Land Rover Magazine showcases stories from around the world that celebrate inner strength and the drive to go Above and Beyond.
In this issue, New Defender is put through its paces by two inspirational young adventurers as they prepare for an expedition to the South Pole. We also celebrate 50 years of Range Rover by taking a journey of discovery to Dubai.
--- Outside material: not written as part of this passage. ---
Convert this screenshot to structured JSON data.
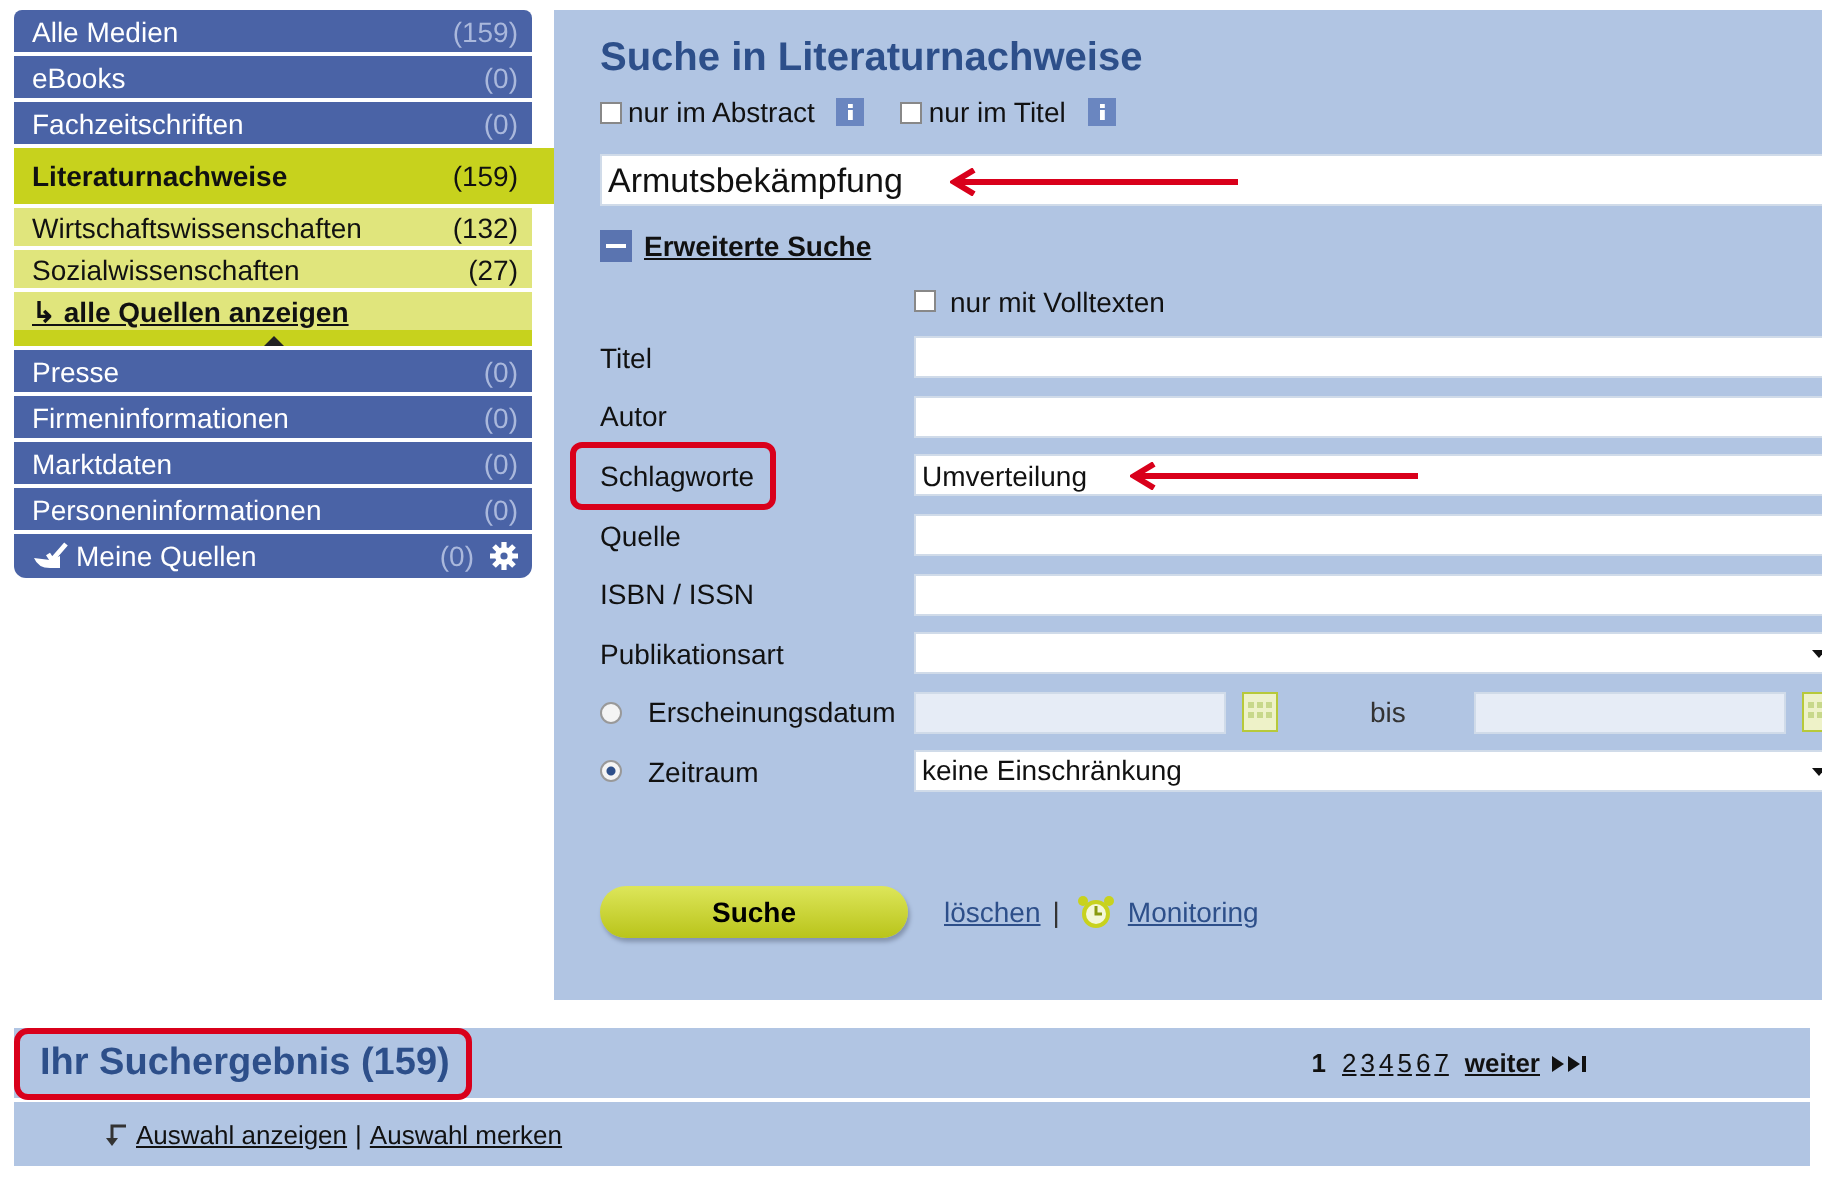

As well as looking back, we look to future as a group of visionaries explain the technologies that could change the future for all of us.